(Data records for software interfaces)
====================

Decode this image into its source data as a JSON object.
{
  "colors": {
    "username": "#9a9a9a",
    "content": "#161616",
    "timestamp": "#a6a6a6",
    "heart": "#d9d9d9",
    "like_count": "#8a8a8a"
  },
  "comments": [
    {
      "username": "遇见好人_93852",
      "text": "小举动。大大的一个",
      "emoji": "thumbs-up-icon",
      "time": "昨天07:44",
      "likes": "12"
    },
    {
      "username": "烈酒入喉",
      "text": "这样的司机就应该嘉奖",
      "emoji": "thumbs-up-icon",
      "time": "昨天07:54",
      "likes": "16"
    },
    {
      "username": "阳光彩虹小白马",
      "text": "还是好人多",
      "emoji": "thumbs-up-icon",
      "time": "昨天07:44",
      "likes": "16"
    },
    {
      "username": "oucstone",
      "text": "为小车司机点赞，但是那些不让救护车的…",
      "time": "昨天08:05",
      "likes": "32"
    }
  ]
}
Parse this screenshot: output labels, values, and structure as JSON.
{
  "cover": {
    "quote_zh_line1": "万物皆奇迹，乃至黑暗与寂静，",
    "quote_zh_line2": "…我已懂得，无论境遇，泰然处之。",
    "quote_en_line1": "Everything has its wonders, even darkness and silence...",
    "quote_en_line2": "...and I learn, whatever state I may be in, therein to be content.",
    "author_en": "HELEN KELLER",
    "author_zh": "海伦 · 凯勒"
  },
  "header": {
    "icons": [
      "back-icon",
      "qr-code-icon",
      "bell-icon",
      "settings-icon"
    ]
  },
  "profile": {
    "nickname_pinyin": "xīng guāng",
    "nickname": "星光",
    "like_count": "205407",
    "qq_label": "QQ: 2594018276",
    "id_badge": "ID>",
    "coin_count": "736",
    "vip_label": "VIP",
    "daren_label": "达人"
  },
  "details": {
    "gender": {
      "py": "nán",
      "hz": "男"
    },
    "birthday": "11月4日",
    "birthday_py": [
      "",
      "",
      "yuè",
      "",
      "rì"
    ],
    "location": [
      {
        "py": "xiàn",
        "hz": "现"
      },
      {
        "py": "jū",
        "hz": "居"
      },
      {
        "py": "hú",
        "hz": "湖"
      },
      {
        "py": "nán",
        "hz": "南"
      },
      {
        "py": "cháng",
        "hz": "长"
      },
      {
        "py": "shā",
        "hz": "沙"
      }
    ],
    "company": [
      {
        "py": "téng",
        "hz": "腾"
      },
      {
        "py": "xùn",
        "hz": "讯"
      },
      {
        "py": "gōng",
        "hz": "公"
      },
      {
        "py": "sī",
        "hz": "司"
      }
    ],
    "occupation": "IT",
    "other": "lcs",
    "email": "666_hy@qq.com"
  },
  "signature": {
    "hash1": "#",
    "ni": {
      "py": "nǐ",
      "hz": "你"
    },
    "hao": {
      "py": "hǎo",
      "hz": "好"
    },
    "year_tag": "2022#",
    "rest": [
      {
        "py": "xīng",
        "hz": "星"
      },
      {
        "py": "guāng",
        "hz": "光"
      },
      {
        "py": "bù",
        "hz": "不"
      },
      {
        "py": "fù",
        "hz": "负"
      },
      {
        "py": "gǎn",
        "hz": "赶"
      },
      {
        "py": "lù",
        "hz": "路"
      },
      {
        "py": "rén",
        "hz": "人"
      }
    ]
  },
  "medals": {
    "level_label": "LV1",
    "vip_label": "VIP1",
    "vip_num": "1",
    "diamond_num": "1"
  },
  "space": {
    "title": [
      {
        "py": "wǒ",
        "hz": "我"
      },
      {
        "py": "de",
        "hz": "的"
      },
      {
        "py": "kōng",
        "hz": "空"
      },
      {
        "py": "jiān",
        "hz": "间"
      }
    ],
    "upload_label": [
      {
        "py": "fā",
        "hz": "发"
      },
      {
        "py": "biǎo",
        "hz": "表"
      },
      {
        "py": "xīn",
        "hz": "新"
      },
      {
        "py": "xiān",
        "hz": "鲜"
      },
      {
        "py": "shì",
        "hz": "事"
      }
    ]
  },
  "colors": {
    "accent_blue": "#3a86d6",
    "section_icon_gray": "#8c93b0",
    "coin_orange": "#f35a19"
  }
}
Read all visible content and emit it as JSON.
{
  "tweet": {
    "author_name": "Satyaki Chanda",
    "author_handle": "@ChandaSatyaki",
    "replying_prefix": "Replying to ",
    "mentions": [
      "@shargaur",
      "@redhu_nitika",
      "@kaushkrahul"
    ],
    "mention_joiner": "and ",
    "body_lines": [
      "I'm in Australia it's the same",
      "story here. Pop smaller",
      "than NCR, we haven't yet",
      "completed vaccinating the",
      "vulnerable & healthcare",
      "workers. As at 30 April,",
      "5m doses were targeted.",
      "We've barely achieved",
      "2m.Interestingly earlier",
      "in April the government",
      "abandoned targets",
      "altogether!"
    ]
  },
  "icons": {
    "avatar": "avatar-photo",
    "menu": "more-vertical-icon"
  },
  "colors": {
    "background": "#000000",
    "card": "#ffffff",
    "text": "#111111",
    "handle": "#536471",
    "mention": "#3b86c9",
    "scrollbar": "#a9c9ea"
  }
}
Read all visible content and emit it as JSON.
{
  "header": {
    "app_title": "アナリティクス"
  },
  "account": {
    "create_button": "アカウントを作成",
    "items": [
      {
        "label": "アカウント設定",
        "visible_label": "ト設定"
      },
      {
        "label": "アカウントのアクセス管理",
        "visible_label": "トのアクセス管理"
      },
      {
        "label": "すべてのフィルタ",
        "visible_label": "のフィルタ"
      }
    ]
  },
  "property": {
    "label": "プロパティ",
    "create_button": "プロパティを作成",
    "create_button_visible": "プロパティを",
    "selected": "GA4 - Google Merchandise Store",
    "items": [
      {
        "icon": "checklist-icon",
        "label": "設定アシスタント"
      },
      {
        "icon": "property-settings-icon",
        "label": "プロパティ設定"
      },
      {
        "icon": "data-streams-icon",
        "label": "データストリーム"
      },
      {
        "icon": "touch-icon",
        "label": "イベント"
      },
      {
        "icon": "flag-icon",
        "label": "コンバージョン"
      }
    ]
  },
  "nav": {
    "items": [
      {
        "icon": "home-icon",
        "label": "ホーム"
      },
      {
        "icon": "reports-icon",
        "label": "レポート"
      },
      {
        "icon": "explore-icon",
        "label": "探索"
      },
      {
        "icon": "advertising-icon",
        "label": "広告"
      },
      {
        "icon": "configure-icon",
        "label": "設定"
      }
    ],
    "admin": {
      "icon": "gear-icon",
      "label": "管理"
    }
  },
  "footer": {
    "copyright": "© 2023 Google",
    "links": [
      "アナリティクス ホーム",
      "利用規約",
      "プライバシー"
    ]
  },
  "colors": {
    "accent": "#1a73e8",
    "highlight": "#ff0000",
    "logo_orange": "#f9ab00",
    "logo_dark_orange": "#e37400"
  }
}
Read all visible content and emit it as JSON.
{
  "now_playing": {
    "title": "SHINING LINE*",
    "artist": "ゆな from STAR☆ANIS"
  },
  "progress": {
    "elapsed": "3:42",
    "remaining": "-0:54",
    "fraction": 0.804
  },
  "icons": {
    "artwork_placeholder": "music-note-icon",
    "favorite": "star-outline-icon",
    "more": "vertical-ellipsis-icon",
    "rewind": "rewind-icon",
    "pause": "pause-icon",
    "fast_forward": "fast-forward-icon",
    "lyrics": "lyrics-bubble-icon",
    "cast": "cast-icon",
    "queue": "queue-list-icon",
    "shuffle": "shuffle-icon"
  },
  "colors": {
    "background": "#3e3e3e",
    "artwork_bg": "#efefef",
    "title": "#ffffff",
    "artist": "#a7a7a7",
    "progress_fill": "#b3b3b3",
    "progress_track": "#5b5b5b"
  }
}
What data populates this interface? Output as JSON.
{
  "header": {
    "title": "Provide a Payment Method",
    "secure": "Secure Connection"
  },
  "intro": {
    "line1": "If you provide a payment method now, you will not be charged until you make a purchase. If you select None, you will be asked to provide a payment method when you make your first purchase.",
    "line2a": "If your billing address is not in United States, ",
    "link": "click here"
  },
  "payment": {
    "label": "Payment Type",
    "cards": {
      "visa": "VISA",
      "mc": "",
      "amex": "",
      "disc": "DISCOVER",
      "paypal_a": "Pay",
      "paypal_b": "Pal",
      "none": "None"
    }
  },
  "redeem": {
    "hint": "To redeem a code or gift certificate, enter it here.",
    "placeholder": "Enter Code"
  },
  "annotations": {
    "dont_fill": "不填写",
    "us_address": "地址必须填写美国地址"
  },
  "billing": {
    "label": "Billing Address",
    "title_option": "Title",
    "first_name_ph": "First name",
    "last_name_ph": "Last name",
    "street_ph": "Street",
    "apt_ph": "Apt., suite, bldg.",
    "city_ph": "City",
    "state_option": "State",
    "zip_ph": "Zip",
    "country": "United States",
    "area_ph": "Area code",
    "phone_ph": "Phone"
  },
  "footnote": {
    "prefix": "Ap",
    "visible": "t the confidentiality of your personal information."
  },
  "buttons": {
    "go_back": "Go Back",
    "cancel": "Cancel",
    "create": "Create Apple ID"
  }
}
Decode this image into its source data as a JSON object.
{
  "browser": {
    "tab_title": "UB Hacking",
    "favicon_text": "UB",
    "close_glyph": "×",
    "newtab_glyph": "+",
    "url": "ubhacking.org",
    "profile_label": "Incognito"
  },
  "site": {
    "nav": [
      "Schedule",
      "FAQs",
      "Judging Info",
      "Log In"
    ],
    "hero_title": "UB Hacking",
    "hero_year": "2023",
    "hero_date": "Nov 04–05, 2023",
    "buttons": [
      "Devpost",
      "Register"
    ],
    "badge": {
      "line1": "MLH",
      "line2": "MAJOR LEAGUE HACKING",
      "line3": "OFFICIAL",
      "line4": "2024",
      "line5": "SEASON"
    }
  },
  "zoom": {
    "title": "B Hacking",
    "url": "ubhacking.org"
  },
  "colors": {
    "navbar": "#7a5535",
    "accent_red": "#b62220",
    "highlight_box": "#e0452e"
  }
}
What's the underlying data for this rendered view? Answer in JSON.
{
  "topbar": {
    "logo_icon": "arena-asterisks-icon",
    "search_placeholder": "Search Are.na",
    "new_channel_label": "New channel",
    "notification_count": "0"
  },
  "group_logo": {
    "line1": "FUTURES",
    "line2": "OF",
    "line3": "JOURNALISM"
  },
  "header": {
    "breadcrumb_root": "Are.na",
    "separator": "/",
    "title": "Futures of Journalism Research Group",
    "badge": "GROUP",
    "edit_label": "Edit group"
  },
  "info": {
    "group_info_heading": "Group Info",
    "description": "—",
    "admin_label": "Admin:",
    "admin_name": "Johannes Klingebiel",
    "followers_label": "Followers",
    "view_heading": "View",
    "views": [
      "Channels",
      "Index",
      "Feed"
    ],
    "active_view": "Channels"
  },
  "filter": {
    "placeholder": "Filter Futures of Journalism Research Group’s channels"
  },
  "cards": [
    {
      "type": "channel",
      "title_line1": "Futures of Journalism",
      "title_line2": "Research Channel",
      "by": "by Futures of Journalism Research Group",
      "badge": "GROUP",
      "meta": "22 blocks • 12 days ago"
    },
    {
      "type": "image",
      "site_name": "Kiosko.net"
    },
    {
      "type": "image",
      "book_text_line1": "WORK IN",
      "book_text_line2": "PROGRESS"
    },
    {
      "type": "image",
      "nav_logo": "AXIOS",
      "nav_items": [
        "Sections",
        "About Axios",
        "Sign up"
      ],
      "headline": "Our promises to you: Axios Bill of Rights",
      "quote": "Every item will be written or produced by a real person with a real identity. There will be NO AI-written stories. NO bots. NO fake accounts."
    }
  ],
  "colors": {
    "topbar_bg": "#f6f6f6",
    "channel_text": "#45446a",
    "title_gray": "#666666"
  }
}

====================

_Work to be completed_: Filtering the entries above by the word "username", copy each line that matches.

_Task response_:
    "username": "#9a9a9a",
      "username": "遇见好人_93852",
      "username": "烈酒入喉",
      "username": "阳光彩虹小白马",
      "username": "oucstone",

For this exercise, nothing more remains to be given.